## [Problem statement]
Copy the whole listing below exactly, with nothing left out.

** Exercise material follows **

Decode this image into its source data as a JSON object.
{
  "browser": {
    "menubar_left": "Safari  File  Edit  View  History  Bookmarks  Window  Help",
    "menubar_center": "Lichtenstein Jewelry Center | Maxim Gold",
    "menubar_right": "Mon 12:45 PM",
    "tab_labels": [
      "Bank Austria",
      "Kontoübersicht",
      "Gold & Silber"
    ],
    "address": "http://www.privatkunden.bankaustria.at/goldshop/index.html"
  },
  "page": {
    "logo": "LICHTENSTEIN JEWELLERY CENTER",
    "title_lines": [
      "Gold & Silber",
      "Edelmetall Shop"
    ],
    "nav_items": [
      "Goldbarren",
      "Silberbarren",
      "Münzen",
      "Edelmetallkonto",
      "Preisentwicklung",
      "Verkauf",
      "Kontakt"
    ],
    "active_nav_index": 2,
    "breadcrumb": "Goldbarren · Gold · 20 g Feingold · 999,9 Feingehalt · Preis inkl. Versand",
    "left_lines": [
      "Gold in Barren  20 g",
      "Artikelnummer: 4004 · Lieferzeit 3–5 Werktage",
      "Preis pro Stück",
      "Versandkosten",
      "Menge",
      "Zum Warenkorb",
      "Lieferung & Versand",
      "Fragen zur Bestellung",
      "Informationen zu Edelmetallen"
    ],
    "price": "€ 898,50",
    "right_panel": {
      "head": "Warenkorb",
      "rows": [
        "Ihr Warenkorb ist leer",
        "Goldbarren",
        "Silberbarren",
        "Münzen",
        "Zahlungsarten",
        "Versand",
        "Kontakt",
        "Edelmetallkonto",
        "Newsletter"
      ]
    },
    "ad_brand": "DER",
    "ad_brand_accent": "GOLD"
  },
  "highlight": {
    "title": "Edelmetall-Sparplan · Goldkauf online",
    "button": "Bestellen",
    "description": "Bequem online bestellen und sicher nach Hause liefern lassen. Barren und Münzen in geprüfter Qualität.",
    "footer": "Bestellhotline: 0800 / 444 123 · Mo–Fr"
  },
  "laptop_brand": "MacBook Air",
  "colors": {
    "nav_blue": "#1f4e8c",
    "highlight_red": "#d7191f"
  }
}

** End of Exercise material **

## [The answer]
Decode this image into its source data as a JSON object.
{
  "browser": {
    "menubar_left": "Safari  File  Edit  View  History  Bookmarks  Window  Help",
    "menubar_center": "Lichtenstein Jewelry Center | Maxim Gold",
    "menubar_right": "Mon 12:45 PM",
    "tab_labels": [
      "Bank Austria",
      "Kontoübersicht",
      "Gold & Silber"
    ],
    "address": "http://www.privatkunden.bankaustria.at/goldshop/index.html"
  },
  "page": {
    "logo": "LICHTENSTEIN JEWELLERY CENTER",
    "title_lines": [
      "Gold & Silber",
      "Edelmetall Shop"
    ],
    "nav_items": [
      "Goldbarren",
      "Silberbarren",
      "Münzen",
      "Edelmetallkonto",
      "Preisentwicklung",
      "Verkauf",
      "Kontakt"
    ],
    "active_nav_index": 2,
    "breadcrumb": "Goldbarren · Gold · 20 g Feingold · 999,9 Feingehalt · Preis inkl. Versand",
    "left_lines": [
      "Gold in Barren  20 g",
      "Artikelnummer: 4004 · Lieferzeit 3–5 Werktage",
      "Preis pro Stück",
      "Versandkosten",
      "Menge",
      "Zum Warenkorb",
      "Lieferung & Versand",
      "Fragen zur Bestellung",
      "Informationen zu Edelmetallen"
    ],
    "price": "€ 898,50",
    "right_panel": {
      "head": "Warenkorb",
      "rows": [
        "Ihr Warenkorb ist leer",
        "Goldbarren",
        "Silberbarren",
        "Münzen",
        "Zahlungsarten",
        "Versand",
        "Kontakt",
        "Edelmetallkonto",
        "Newsletter"
      ]
    },
    "ad_brand": "DER",
    "ad_brand_accent": "GOLD"
  },
  "highlight": {
    "title": "Edelmetall-Sparplan · Goldkauf online",
    "button": "Bestellen",
    "description": "Bequem online bestellen und sicher nach Hause liefern lassen. Barren und Münzen in geprüfter Qualität.",
    "footer": "Bestellhotline: 0800 / 444 123 · Mo–Fr"
  },
  "laptop_brand": "MacBook Air",
  "colors": {
    "nav_blue": "#1f4e8c",
    "highlight_red": "#d7191f"
  }
}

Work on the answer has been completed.